Orba still has its own castle, now a ruin, which was originally built by the Moors before being taken over by the Christians around the 13th century and known locally as El Castellet. The church is located on the Plaza and was built on the site of an ancient mosque. There is not much to look at from the outside but the inside is impressive.
There were several paintings by local artist Carlos Ruano Llopis. The church was enlarged and restored in 1917. During the rampage of 1936 it was destroyed apart from what is now the altarpiece (Prophet Abraham).
The bell tower, Torre Campanario, built  in around 1850, said to have been designed by Toribio Iscar Saez who was also the architect of the failed dam called Isberts folly, in Barranc I’Infern near Fleix, a village of Orba.

Valley of Jalón

Jalón is the capital of Jalóndalen, also known as the Vall de Pop (Pop valley), situated on the River Gorgos, on a plain surrounded by mountains “Sierra de Bernia” and “Sierra del Forner”.

Jalon boasts some of the most magnificent natural sites in Spain, with its landscape of olive trees and pines intermingled with orange groves and vineyards and surrounding villages in the valley, Alcalali, Lliber and Parcent.
Jalon has about 3200 inhabitants. The town is located about 1 hour drive northeast of Alicante airport, 14 km from Calpe or about a 20 minutes drive.

Jalóndalen produces some excellent wines, red (Tinto), White (Blanco) and rosé (Rosado), available as dry (seco), medium sweet (semi dulce) and sweet (dulce). But Jalon is best known for its sweet Moscatel wines. The wineries have wine and sherry for sale.
In September, the locals take their grape harvest to the cooperative bodega in Jalon for processing. This bodega is worth a visit. Bring your empty containers. There are large barrels of different types of wine, try before you buy.  Good local wines from the barrels will cost about 1 € per liter. This bodega has a good selection of sherry from the barrel for 2 to 3 € per liter.
Oranges can be purchased from local growers at the side of the roads. You can sample before you buy, 5kg costs about 3 €.

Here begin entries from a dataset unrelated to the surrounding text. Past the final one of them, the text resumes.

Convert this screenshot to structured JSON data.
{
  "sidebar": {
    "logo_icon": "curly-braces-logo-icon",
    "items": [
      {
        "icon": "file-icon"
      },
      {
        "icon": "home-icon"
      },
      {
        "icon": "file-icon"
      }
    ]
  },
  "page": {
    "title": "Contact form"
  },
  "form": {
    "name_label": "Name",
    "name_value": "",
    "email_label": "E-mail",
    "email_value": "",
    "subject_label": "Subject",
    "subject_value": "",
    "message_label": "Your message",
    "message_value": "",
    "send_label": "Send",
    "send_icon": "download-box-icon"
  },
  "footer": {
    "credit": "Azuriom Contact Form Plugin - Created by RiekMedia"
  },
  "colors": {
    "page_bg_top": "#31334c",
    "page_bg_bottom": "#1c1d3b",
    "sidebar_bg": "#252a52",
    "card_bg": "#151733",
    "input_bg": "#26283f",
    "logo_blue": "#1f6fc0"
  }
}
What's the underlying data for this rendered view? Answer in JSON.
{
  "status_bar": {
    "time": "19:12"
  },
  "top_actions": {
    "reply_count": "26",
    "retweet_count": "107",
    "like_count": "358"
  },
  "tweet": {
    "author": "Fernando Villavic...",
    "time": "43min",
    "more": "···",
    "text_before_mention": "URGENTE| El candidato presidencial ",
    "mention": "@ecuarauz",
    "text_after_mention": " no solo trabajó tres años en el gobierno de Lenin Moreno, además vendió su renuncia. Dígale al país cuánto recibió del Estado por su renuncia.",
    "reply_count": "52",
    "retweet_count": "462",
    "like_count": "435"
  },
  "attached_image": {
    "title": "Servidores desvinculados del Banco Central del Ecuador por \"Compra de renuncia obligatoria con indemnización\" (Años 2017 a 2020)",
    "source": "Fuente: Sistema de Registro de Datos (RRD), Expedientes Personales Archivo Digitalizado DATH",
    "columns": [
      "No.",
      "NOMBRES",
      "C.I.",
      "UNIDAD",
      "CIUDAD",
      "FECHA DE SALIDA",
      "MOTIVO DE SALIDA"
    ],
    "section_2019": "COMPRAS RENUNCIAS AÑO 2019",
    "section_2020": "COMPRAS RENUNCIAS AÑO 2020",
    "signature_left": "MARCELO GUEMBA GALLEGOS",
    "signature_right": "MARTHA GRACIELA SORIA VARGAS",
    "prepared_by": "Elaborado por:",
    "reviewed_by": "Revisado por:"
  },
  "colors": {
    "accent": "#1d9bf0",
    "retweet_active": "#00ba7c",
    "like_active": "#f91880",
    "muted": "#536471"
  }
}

The climate on the Costa Blanca is considered one of the healthiest in the world. Daytime temperatures are above 30 degrees Celsius in July and August with 11 hours of sunshine. Even in the middle of winter it is still 20 degrees, usually with an average of 6 hours of sun. Humidity is usually low. The driest months are June, July, August. The wettest (average 100mm) is November, December. Rain is usually a week or ten days in October / November and for short periods during the winter until May.